### What is required
For every line in the entries that contains "videos", show the whole line.

### Data for processing

####################

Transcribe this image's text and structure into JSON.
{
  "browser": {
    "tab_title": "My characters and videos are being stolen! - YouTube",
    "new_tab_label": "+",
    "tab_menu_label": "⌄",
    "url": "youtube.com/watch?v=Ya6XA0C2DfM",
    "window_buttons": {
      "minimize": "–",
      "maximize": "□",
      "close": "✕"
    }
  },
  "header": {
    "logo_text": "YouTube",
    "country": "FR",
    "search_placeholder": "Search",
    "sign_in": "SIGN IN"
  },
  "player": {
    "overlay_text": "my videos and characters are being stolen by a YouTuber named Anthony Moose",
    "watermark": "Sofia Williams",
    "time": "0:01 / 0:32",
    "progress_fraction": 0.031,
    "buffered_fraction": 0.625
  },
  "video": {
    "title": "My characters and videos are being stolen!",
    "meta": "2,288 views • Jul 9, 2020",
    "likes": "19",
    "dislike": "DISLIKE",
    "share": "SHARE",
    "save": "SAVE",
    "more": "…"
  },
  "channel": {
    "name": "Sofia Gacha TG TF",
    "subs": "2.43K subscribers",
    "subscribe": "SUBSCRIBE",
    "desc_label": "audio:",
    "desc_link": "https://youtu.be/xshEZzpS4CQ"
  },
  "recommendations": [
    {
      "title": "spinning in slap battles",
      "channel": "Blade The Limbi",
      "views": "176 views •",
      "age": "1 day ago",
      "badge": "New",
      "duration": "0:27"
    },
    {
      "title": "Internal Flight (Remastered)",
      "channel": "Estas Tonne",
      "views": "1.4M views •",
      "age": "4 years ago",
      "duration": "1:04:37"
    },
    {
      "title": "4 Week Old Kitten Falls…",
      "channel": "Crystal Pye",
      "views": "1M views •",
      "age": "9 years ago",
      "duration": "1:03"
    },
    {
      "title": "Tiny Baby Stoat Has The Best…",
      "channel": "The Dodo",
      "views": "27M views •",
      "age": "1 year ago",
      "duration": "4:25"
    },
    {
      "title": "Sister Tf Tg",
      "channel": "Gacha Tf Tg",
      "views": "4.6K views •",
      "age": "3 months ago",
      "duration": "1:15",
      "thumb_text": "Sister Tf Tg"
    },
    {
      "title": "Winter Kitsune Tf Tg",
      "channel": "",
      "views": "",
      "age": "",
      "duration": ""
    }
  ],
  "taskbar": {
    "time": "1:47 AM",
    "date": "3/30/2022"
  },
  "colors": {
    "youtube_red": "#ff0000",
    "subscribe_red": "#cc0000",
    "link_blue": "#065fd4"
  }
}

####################

### Answer to the problem
    "tab_title": "My characters and videos are being stolen! - YouTube",
    "overlay_text": "my videos and characters are being stolen by a YouTuber named Anthony Moose",
    "title": "My characters and videos are being stolen!",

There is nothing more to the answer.